◆ What this task involves ◆
Each record below must be returned exactly as shown.

== == ==

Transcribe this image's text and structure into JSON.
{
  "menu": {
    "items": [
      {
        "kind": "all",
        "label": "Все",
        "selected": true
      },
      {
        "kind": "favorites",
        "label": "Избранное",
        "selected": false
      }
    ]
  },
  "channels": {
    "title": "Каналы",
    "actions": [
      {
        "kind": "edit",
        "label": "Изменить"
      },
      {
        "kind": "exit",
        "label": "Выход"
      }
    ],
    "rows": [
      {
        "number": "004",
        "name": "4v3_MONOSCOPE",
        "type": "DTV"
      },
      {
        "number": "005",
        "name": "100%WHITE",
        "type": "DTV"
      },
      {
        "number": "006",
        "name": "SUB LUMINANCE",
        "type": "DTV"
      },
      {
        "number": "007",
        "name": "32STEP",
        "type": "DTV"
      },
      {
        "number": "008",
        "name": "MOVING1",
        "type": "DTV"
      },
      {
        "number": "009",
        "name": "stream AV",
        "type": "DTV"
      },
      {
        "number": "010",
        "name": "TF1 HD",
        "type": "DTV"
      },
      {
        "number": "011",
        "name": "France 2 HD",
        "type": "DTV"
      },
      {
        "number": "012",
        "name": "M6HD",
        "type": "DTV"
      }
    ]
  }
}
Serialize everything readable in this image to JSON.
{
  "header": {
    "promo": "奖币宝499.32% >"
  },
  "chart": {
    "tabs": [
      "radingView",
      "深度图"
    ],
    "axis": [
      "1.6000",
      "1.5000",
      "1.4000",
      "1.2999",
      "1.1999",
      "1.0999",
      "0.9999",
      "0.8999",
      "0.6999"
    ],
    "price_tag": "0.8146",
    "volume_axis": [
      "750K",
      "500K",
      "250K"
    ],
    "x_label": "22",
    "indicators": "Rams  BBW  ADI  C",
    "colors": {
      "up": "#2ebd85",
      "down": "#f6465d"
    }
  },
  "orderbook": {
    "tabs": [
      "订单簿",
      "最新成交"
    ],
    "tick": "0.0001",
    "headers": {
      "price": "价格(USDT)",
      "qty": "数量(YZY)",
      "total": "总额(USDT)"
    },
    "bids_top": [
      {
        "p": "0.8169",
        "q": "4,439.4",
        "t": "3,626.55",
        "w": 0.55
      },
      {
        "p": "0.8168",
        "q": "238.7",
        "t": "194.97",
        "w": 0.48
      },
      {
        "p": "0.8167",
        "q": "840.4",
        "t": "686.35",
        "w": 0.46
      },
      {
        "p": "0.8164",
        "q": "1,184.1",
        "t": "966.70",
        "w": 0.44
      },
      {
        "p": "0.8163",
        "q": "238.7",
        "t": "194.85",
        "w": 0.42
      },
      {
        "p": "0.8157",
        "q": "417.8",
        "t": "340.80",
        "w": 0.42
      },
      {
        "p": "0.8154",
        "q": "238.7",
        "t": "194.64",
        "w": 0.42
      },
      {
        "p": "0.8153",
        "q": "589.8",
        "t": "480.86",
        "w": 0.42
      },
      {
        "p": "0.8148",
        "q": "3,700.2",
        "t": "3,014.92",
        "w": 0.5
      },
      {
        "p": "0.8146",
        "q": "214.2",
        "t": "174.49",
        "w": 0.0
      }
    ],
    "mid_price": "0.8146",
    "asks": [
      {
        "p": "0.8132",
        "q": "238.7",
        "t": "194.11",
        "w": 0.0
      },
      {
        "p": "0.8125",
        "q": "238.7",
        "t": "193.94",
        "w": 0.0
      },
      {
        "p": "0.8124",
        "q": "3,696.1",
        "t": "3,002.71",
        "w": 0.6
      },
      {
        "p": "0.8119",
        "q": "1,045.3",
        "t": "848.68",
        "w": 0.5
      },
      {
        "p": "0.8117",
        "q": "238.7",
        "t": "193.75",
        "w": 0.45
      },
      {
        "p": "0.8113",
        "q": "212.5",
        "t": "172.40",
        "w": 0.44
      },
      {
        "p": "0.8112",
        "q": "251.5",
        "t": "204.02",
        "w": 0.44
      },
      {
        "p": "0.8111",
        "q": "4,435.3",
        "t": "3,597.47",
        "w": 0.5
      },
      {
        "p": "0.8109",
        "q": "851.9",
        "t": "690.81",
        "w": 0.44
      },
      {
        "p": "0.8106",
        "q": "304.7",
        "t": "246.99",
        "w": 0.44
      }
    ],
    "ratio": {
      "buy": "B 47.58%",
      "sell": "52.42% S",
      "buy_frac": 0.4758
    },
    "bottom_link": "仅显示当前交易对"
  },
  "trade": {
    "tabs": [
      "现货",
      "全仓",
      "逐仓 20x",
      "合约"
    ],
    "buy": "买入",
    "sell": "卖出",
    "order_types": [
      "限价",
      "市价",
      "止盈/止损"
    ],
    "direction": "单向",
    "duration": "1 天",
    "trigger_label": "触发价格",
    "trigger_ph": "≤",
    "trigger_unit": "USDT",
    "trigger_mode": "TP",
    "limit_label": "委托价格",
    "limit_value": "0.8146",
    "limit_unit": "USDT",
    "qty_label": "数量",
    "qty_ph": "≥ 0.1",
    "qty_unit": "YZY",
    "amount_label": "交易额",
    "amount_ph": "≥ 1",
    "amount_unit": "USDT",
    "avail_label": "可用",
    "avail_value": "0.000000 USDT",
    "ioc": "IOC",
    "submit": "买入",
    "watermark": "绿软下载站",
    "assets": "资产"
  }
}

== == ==

◆ Task result ◆
Transcribe this image's text and structure into JSON.
{
  "menu": {
    "items": [
      {
        "kind": "all",
        "label": "Все",
        "selected": true
      },
      {
        "kind": "favorites",
        "label": "Избранное",
        "selected": false
      }
    ]
  },
  "channels": {
    "title": "Каналы",
    "actions": [
      {
        "kind": "edit",
        "label": "Изменить"
      },
      {
        "kind": "exit",
        "label": "Выход"
      }
    ],
    "rows": [
      {
        "number": "004",
        "name": "4v3_MONOSCOPE",
        "type": "DTV"
      },
      {
        "number": "005",
        "name": "100%WHITE",
        "type": "DTV"
      },
      {
        "number": "006",
        "name": "SUB LUMINANCE",
        "type": "DTV"
      },
      {
        "number": "007",
        "name": "32STEP",
        "type": "DTV"
      },
      {
        "number": "008",
        "name": "MOVING1",
        "type": "DTV"
      },
      {
        "number": "009",
        "name": "stream AV",
        "type": "DTV"
      },
      {
        "number": "010",
        "name": "TF1 HD",
        "type": "DTV"
      },
      {
        "number": "011",
        "name": "France 2 HD",
        "type": "DTV"
      },
      {
        "number": "012",
        "name": "M6HD",
        "type": "DTV"
      }
    ]
  }
}
Serialize everything readable in this image to JSON.
{
  "header": {
    "promo": "奖币宝499.32% >"
  },
  "chart": {
    "tabs": [
      "radingView",
      "深度图"
    ],
    "axis": [
      "1.6000",
      "1.5000",
      "1.4000",
      "1.2999",
      "1.1999",
      "1.0999",
      "0.9999",
      "0.8999",
      "0.6999"
    ],
    "price_tag": "0.8146",
    "volume_axis": [
      "750K",
      "500K",
      "250K"
    ],
    "x_label": "22",
    "indicators": "Rams  BBW  ADI  C",
    "colors": {
      "up": "#2ebd85",
      "down": "#f6465d"
    }
  },
  "orderbook": {
    "tabs": [
      "订单簿",
      "最新成交"
    ],
    "tick": "0.0001",
    "headers": {
      "price": "价格(USDT)",
      "qty": "数量(YZY)",
      "total": "总额(USDT)"
    },
    "bids_top": [
      {
        "p": "0.8169",
        "q": "4,439.4",
        "t": "3,626.55",
        "w": 0.55
      },
      {
        "p": "0.8168",
        "q": "238.7",
        "t": "194.97",
        "w": 0.48
      },
      {
        "p": "0.8167",
        "q": "840.4",
        "t": "686.35",
        "w": 0.46
      },
      {
        "p": "0.8164",
        "q": "1,184.1",
        "t": "966.70",
        "w": 0.44
      },
      {
        "p": "0.8163",
        "q": "238.7",
        "t": "194.85",
        "w": 0.42
      },
      {
        "p": "0.8157",
        "q": "417.8",
        "t": "340.80",
        "w": 0.42
      },
      {
        "p": "0.8154",
        "q": "238.7",
        "t": "194.64",
        "w": 0.42
      },
      {
        "p": "0.8153",
        "q": "589.8",
        "t": "480.86",
        "w": 0.42
      },
      {
        "p": "0.8148",
        "q": "3,700.2",
        "t": "3,014.92",
        "w": 0.5
      },
      {
        "p": "0.8146",
        "q": "214.2",
        "t": "174.49",
        "w": 0.0
      }
    ],
    "mid_price": "0.8146",
    "asks": [
      {
        "p": "0.8132",
        "q": "238.7",
        "t": "194.11",
        "w": 0.0
      },
      {
        "p": "0.8125",
        "q": "238.7",
        "t": "193.94",
        "w": 0.0
      },
      {
        "p": "0.8124",
        "q": "3,696.1",
        "t": "3,002.71",
        "w": 0.6
      },
      {
        "p": "0.8119",
        "q": "1,045.3",
        "t": "848.68",
        "w": 0.5
      },
      {
        "p": "0.8117",
        "q": "238.7",
        "t": "193.75",
        "w": 0.45
      },
      {
        "p": "0.8113",
        "q": "212.5",
        "t": "172.40",
        "w": 0.44
      },
      {
        "p": "0.8112",
        "q": "251.5",
        "t": "204.02",
        "w": 0.44
      },
      {
        "p": "0.8111",
        "q": "4,435.3",
        "t": "3,597.47",
        "w": 0.5
      },
      {
        "p": "0.8109",
        "q": "851.9",
        "t": "690.81",
        "w": 0.44
      },
      {
        "p": "0.8106",
        "q": "304.7",
        "t": "246.99",
        "w": 0.44
      }
    ],
    "ratio": {
      "buy": "B 47.58%",
      "sell": "52.42% S",
      "buy_frac": 0.4758
    },
    "bottom_link": "仅显示当前交易对"
  },
  "trade": {
    "tabs": [
      "现货",
      "全仓",
      "逐仓 20x",
      "合约"
    ],
    "buy": "买入",
    "sell": "卖出",
    "order_types": [
      "限价",
      "市价",
      "止盈/止损"
    ],
    "direction": "单向",
    "duration": "1 天",
    "trigger_label": "触发价格",
    "trigger_ph": "≤",
    "trigger_unit": "USDT",
    "trigger_mode": "TP",
    "limit_label": "委托价格",
    "limit_value": "0.8146",
    "limit_unit": "USDT",
    "qty_label": "数量",
    "qty_ph": "≥ 0.1",
    "qty_unit": "YZY",
    "amount_label": "交易额",
    "amount_ph": "≥ 1",
    "amount_unit": "USDT",
    "avail_label": "可用",
    "avail_value": "0.000000 USDT",
    "ioc": "IOC",
    "submit": "买入",
    "watermark": "绿软下载站",
    "assets": "资产"
  }
}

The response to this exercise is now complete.